We’ve met London’s small ‘army’ of flower girls before in this blog. The young women that sold flowers at Covent Garden or St Paul’s were not considered ‘respectable’ and that may well have been the reason Professor Higgins chose one of their number for his experiment in elocution. For his ‘Eliza Doolittle’ we have – in January 1886 – three girls all of whom were prosecuted at the Guildhall Police court for obstructing the streets of the City of London.
Kate Moore, Julia Moore (presumably her sister) and Anne Smith were summoned to the City magistrate court for ‘exposing flowers for sale on the footway’ and thereby causing an obstruction to passers-by. The girls were selling flowers on Paternoster Row, near Cheapside, and they’d caught the attention of police constable Francis of the City force.
He seemed to have made it his mission to move them on and told the alderman magistrate that he’d received ‘a great number of complaints’ from ‘ladies of being’ that the girls had been selling their wares aggressively on the street. I suspect that PC Francis was also fairly convinced that the flowers were not only thing the women were offering for sale.
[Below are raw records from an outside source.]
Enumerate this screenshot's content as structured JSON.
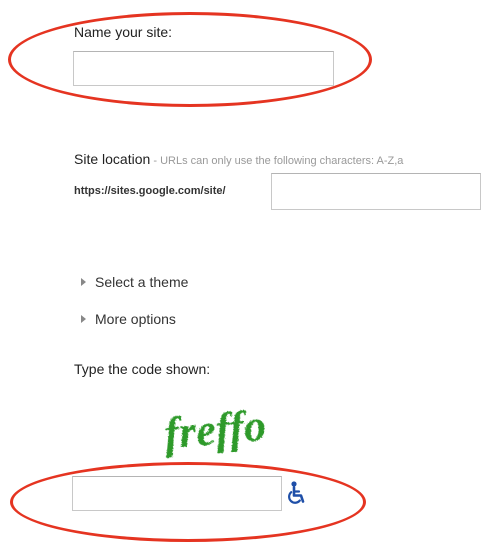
{
  "site_name": {
    "label": "Name your site:",
    "value": ""
  },
  "site_location": {
    "label": "Site location",
    "separator": " - ",
    "hint": "URLs can only use the following characters: A-Z,a",
    "url_prefix": "https://sites.google.com/site/",
    "value": ""
  },
  "expanders": {
    "theme": "Select a theme",
    "options": "More options"
  },
  "captcha": {
    "label": "Type the code shown:",
    "image_text": "freffo",
    "value": ""
  },
  "icons": {
    "expander": "triangle-right-icon",
    "accessibility": "wheelchair-icon"
  },
  "colors": {
    "annotation": "#e53421",
    "captcha_text": "#2f9a2a",
    "accessibility_icon": "#1f4fa8",
    "hint_text": "#999999"
  }
}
The association of flowers girls with prostitution was well established in the 1800s as was the location of St Paul’s and Covent Garden. As Kate protested in court that they’d been doing nothing wrong and merely trying to support themselves and their families the alderman (Sir Andrew Lusk) interrupted her:
‘You talk so fast, you flower girls; I don’t know whether you are fast yourselves, but you talk very fast’.
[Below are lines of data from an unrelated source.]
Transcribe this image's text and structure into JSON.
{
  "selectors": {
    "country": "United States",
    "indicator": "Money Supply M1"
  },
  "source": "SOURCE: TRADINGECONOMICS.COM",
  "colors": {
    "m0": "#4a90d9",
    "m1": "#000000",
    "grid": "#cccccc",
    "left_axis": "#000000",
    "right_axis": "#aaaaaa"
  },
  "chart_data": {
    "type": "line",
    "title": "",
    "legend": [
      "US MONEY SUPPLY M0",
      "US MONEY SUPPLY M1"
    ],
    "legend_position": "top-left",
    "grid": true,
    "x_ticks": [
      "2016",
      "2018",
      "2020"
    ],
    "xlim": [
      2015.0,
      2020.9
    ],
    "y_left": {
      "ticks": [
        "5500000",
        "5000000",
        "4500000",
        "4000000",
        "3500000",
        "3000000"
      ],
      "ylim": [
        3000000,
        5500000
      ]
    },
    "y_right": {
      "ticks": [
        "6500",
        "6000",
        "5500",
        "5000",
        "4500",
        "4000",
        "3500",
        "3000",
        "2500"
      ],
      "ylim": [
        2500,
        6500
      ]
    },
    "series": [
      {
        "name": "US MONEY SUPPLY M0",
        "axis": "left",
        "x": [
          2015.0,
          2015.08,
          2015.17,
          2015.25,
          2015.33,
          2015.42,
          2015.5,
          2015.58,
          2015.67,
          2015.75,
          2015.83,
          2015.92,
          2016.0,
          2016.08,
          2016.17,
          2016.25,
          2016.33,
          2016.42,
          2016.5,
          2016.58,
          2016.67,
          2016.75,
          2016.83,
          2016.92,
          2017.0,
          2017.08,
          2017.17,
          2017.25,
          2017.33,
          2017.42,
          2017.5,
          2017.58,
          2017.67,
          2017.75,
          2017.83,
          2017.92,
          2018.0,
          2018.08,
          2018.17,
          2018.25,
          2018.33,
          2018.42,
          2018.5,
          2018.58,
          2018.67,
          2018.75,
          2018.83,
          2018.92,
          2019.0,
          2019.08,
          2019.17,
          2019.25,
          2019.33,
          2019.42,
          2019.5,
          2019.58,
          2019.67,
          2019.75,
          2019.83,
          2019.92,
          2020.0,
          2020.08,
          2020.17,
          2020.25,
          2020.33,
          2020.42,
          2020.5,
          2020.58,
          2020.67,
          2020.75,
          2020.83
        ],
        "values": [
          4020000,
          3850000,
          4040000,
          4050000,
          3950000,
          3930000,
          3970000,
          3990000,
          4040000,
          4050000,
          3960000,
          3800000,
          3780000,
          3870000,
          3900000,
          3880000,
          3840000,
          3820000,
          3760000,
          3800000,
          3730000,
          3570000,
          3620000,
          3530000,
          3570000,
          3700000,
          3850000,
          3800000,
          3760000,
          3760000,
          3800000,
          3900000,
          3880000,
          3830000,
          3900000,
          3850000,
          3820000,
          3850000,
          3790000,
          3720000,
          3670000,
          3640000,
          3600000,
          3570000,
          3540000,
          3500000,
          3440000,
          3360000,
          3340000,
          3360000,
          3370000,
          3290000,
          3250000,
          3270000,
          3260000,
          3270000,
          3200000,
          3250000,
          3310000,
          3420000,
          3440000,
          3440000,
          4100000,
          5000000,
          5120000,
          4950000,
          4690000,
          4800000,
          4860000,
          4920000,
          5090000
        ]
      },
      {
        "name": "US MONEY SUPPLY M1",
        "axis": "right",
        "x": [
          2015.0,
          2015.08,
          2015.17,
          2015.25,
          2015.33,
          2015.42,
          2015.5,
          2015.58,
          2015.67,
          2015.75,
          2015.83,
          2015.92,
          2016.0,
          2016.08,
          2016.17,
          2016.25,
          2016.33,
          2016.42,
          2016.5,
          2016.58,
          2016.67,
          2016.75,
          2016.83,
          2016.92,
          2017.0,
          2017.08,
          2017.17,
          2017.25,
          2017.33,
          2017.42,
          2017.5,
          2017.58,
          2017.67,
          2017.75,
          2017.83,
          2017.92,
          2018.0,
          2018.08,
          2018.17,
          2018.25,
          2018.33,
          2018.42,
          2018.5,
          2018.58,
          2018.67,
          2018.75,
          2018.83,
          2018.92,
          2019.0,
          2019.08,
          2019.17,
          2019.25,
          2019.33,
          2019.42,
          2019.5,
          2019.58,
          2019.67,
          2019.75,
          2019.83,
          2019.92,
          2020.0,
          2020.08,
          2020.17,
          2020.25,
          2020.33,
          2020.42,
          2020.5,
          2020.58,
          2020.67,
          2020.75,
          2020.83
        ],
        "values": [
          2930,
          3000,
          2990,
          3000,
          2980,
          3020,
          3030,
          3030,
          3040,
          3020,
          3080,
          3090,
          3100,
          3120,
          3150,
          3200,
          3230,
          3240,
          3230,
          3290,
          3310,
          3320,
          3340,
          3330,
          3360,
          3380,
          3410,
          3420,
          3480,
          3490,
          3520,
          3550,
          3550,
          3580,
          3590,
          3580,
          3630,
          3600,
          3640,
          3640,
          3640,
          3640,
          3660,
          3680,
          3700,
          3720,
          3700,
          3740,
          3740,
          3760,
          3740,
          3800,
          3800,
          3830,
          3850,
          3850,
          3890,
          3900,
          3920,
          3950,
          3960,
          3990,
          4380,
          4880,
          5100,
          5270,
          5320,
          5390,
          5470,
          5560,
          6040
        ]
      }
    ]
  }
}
His implication was that the young women were immoral at best; morally corrupt at worst and, either way, in the wrong. The City chief police inspector, Tillock, added that the women had chosen a particularly poor place to trade, especially as they stood together. To them this may have represented strength in numbers, to the police it looked intimidating and for the public it created an obstruction.
Sir Andrew (right) was clearly enjoying the opportunity to show off his comedic side to the watching public and press:
‘You think you make a nice bunch of flowers, I suppose’ he told them before fining them 2s costs and warning them that a sliding scale of penalties awaited them if they didn’t heed this warning. Next time they would pay a fine of 2s 6d, rising to 5s (with costs of 2s each time to be added). He probably thought that be letting them off a fine on this occasion he was being lenient but it mattered little to the trio of young women as they had no money anyway.
Kate told the court that they had not earned 2 shillings in the whole week. Sir Andrew was unmoved, ‘pay the money, or go to prison’ he warned them.
[from The Standard, Monday, January 11, 1886]